My mother did not curse or use “bad words” in front of me. I suspect she didn’t use them behind my back either. What she did contribute were short & precious life lessons.

Here are the ones I remember fondly and may have used myself a time or two.

    1. Six of one, half a dozen of another This was one of her most used adages. Today it has been replaced by “Whatever!” but I still use Mom’s occasionally.
    2. Your eyes are always bigger than your stomachPronounced when I served myself so much of something to eat that I could not finish it. She was always right.
    3. You can catch more flies with sugar than vinegar Clearly my favorite and one I use a lot. She used it not only to scold me but to point out someone else’s faux pas.
    4. Don’t cut off your nose to spite your face Apparently one of my greatest sins as I heard this one often. As an adult that little voice inside my head warns me I’m about to do something rash.
    5. It’s easier to tell the truth than to remember the lie I was always impressed with how she discerned my little fibs. I quickly realized that the truth, while sometimes painful, brought a lesser punishment.
    6. Better to be early than to make someone else waitShe used this as a mantra for herself (and perhaps to teach me) so as not to be really irritated at someone who was late to meet her.
    7. You get what you pay for There were many variations, but I learned that it is always better to buy one item that costs a bit more, is of higher quality, and will last longer, than to replace a cheaper item multiple times.
    8. Little pitchers have big ears I remember this one from my early years. It didn’t make sense to me until I was older because I heard “pictures” rather than “pitchers.” She would proclaim it to someone else as she nodded in my direction. Personally, I’ve never said – or even thought – the maxim in any situation. Maybe we Baby Boomers are the full-disclosure generation.
    9. If you can’t say something nice, don’t say anything I never got the hang of this advice although it remains my goal to apply it as well and as often as my mother did.

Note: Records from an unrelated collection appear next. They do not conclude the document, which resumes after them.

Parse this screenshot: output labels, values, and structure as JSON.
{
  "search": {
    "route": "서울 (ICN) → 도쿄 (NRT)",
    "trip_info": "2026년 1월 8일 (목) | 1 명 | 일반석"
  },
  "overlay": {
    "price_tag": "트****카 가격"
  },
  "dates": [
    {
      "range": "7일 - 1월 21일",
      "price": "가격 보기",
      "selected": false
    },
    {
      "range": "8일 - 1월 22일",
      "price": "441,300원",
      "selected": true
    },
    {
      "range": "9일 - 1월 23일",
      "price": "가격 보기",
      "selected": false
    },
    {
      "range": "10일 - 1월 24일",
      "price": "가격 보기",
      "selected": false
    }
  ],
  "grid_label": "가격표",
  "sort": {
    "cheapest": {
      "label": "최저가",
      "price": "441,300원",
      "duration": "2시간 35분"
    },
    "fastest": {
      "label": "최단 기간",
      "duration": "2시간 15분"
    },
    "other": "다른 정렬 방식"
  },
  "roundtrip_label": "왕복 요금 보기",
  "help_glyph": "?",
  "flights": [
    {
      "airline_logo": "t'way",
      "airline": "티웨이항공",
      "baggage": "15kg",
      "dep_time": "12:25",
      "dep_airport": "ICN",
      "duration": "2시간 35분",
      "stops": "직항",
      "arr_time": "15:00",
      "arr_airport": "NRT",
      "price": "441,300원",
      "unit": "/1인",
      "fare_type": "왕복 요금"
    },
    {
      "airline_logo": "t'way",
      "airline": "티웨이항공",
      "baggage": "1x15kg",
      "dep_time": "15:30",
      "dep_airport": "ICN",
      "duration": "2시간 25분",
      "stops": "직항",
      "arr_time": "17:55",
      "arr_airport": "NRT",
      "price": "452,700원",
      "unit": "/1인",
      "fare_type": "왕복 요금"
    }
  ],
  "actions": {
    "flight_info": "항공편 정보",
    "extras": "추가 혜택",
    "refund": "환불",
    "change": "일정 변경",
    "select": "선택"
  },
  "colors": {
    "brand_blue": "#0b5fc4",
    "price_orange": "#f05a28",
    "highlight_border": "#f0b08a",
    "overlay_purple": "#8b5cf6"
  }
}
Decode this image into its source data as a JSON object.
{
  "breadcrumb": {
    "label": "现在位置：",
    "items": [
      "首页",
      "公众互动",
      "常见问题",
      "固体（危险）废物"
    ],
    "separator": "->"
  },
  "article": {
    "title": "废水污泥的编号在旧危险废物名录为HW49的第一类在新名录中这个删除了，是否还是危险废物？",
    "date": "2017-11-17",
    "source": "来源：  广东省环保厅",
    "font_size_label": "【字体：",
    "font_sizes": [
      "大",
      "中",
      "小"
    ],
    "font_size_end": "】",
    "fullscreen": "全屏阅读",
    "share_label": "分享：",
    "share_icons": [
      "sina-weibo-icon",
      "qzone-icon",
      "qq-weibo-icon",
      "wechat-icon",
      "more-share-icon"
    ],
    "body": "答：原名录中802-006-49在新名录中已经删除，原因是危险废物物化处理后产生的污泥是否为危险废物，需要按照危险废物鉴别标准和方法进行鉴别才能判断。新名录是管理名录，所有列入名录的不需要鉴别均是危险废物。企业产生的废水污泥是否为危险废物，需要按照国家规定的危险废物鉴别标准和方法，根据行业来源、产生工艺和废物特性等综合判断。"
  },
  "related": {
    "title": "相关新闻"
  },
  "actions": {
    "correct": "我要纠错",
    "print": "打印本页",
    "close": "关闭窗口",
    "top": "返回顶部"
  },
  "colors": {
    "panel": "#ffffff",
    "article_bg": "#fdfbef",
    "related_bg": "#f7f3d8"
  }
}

Mother’s Day

In my early years, it never occurred to me that my mother was special. I mean, I loved her and I appreciated her being around to take care of me, but I didn’t know how special she was until later in life.

Okay, I knew she was a divorced, single mom with a low paying job raising a daughter who wanted to take dancing lessons. But she never complained.  How was I supposed to know how hard it was?

Through my high school years all my friends’ moms were nice enough. Some of them were a little stranger than others, but they all seemed okay to me. I don’t remember any friend complaining beyond being punished for some teenage infraction.

picture of Eva Rigdon Spring 1996

My mother, Eva, Spring 1996

In retrospect, I suppose we all took our parents for granted. We assumed everyone’s mom and dad were like ours—good or bad.

It’s only by extreme comparisons much later in life that I became aware how really nice my mother was and how much she loved and accepted me—no matter what. I realized how lucky I was to be blessed by our relationship.

My stepfather never understood the closeness between my mother and me. He was jealous of all her connections—friends, co-workers, or strangers. But nothing bothered him as much as the unconditional love his wife shared with her only child.  I imagine it’s difficult for anyone who hasn’t experienced that type of closeness to “get it.”

Until my mother passed away in 2000, Mother’s Day was the most important holiday in the year for us. When I lived away from home, I would often fly home on the second Sunday in May.  We rarely shared it with others.  It was our day to spend “quality” time together, even if only by phone.

I miss my mother’s company and support every day, but on Mother’s Day more than any other. If only everyone were so lucky.